(c) Now turn the compass around and draw another arc as shown. Label the point of intersection of the two arcs C (Fig. c).

(d) Draw line segments AC and BC. This completes the construction of equilateral triangle ABC (Fig. d).

Figure a:

Figure b:

Figure c:

Figure d:

Using paper, scissors, and tape, perform the construction described in

Using paper, scissors, and tape, perform the construction described in the Recreational Mathematics box. Once you have completed the construction, cut along the dashed line as instructed. Set the result aside.

In this exercise we will construct another interesting surface. We begin by constructing a “cross” shape from two strips of paper, as shown below, using scissors and tape. Note the red dashed line and the green dashed line and the ends of the strips labeled A or B.

Next, using tape connect the two ends labeled A without twisting the ends. Then, connect the two ends labeled B by giving one end a half twist. The strip that connects the B ends should resemble a Möbius strip. Finally, cut the object first along the green dashed line and then along the red dashed line. Compare the result with that from the construction. What do you notice?

Obtain a set of test scores from your instructor.(a) Determine

Obtain a set of test scores from your instructor.

(a) Determine the mean, median, mode, and midrange of the test scores.

(b) Determine the range and standard deviation of the set of scores. (You may round the mean to the nearest tenth when finding the standard deviation.)

(c) Construct a frequency of the set of scores. Select your first class so that there will be between 5 and 12 classes.

(d) Construct a histogram and frequency polygon of the frequency in part (c).

(e) Does the histogram in part (d) appear to represent a normal Explain. 

(f) Use the procedure explained in Exercise 84 to deter-mine whether the set of scores approximates a normal Explain.

(a) Select a category of bivariate data that you think

(a) Select a category of bivariate data that you think has a strong positive correlation. Designate the independent variable and the dependent variable. Explain why you believe that the bivariate data have a strong positive correlation.

(b) Collect at least 10 pieces of bivariate data that can be used to determine the correlation coefficient.

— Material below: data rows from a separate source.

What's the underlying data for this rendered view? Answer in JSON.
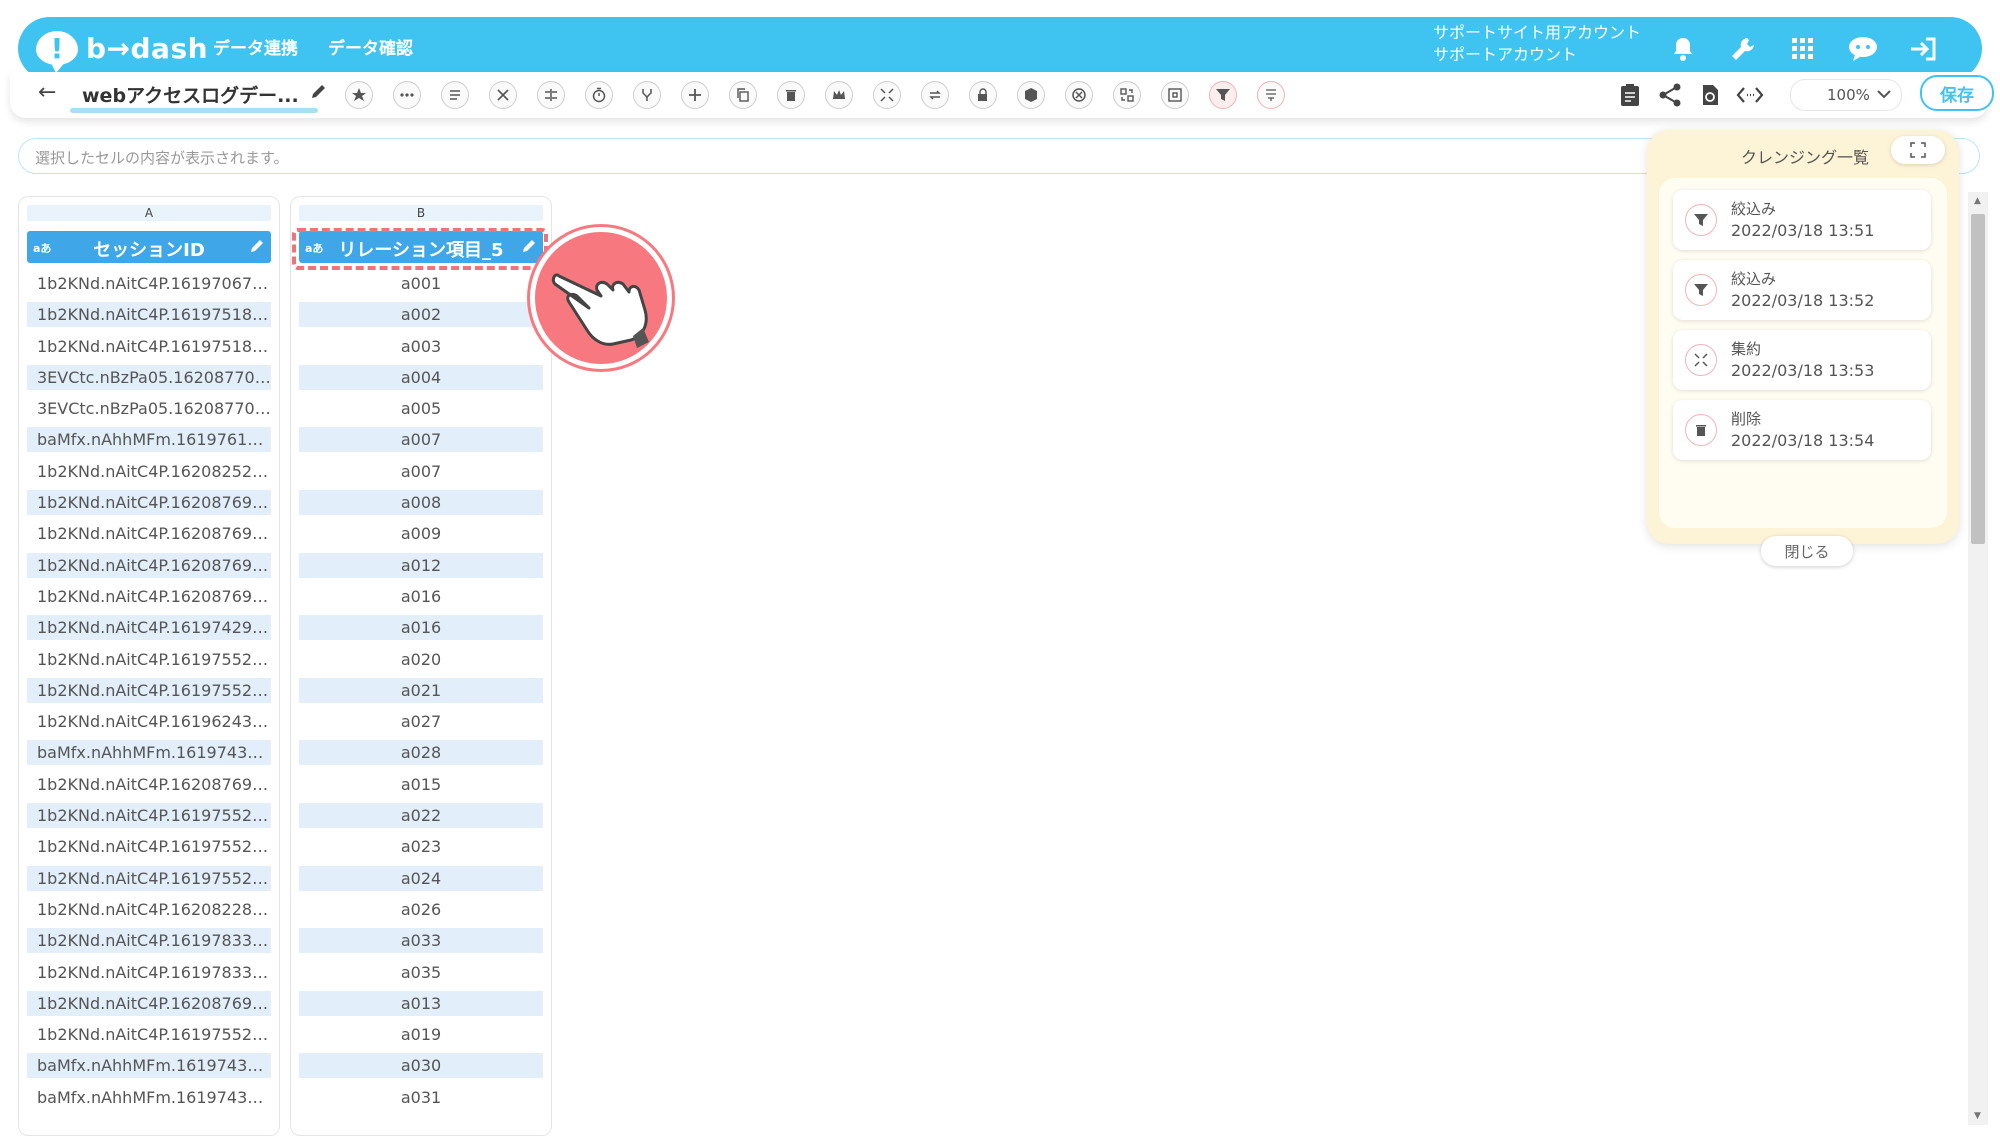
{
  "app": {
    "logo_text": "b→dash",
    "nav": [
      "データ連携",
      "データ確認"
    ],
    "account_line1": "サポートサイト用アカウント",
    "account_line2": "サポートアカウント"
  },
  "toolbar": {
    "back_icon": "←",
    "doc_title": "webアクセスログデー...",
    "zoom_value": "100%",
    "save_label": "保存"
  },
  "cellbar": {
    "placeholder": "選択したセルの内容が表示されます。"
  },
  "grid": {
    "columns": [
      {
        "letter": "A",
        "type_icon": "aあ",
        "header": "セッションID",
        "rows": [
          "1b2KNd.nAitC4P.161970677...",
          "1b2KNd.nAitC4P.161975180...",
          "1b2KNd.nAitC4P.161975180...",
          "3EVCtc.nBzPa05.162087702...",
          "3EVCtc.nBzPa05.162087702...",
          "baMfx.nAhhMFm.161976133...",
          "1b2KNd.nAitC4P.162082526...",
          "1b2KNd.nAitC4P.162087690...",
          "1b2KNd.nAitC4P.162087690...",
          "1b2KNd.nAitC4P.162087690...",
          "1b2KNd.nAitC4P.162087690...",
          "1b2KNd.nAitC4P.161974291...",
          "1b2KNd.nAitC4P.161975521...",
          "1b2KNd.nAitC4P.161975521...",
          "1b2KNd.nAitC4P.161962432...",
          "baMfx.nAhhMFm.161974348...",
          "1b2KNd.nAitC4P.162087690...",
          "1b2KNd.nAitC4P.161975521...",
          "1b2KNd.nAitC4P.161975521...",
          "1b2KNd.nAitC4P.161975521...",
          "1b2KNd.nAitC4P.162082280...",
          "1b2KNd.nAitC4P.161978330...",
          "1b2KNd.nAitC4P.161978330...",
          "1b2KNd.nAitC4P.162087690...",
          "1b2KNd.nAitC4P.161975521...",
          "baMfx.nAhhMFm.161974348...",
          "baMfx.nAhhMFm.161974348..."
        ]
      },
      {
        "letter": "B",
        "type_icon": "aあ",
        "header": "リレーション項目_5",
        "rows": [
          "a001",
          "a002",
          "a003",
          "a004",
          "a005",
          "a007",
          "a007",
          "a008",
          "a009",
          "a012",
          "a016",
          "a016",
          "a020",
          "a021",
          "a027",
          "a028",
          "a015",
          "a022",
          "a023",
          "a024",
          "a026",
          "a033",
          "a035",
          "a013",
          "a019",
          "a030",
          "a031"
        ]
      }
    ]
  },
  "panel": {
    "title": "クレンジング一覧",
    "steps": [
      {
        "name": "絞込み",
        "date": "2022/03/18 13:51",
        "icon": "filter-icon"
      },
      {
        "name": "絞込み",
        "date": "2022/03/18 13:52",
        "icon": "filter-icon"
      },
      {
        "name": "集約",
        "date": "2022/03/18 13:53",
        "icon": "aggregate-icon"
      },
      {
        "name": "削除",
        "date": "2022/03/18 13:54",
        "icon": "trash-icon"
      }
    ],
    "close_label": "閉じる"
  },
  "colors": {
    "brand": "#3fc4f2",
    "header_blue": "#3fa7e8",
    "highlight": "#f0727a",
    "panel_bg": "#fdf3d6"
  }
}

Explain how you chose these data.

(c) Plot a scatter diagram.

(d) Calculate the correlation coefficient.

(e) Does there appear to be a strong positive correlation? Explain your answer.

(f)  Calculate the equation of the line of best fit.

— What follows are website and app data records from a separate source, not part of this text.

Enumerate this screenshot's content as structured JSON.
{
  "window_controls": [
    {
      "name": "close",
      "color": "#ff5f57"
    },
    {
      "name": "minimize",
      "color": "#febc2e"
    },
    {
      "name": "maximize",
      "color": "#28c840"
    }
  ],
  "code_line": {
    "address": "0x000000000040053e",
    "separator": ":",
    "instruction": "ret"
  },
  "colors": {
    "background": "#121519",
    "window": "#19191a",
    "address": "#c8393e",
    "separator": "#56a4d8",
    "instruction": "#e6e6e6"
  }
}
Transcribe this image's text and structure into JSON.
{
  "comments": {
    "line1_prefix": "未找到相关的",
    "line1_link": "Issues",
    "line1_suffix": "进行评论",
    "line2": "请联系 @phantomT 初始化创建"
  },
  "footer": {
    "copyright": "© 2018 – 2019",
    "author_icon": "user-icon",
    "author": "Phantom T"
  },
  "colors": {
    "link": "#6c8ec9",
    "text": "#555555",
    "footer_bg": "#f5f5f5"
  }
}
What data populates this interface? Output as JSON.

(g) Explain how the equation in part (f) may be used.

Come up with a list of five cities you would

Come up with a list of five cities you would like to visit. Use the Internet to search for airline prices between these five cities. Make sure to include the city with the airport nearest your home from which you would start and end your trip.

(a) Draw a complete, weighted graph that represents these cities and the costs associated with flying between each pair of cities. 

(b) Use the brute force method to determine the optimal solution to visiting each city and returning home. 

(c) Use the nearest neighbor method to approximate the optimal solution.

(d) How much money does the optimal solution, obtained in part (b), save you over the approximation obtained in part (c)?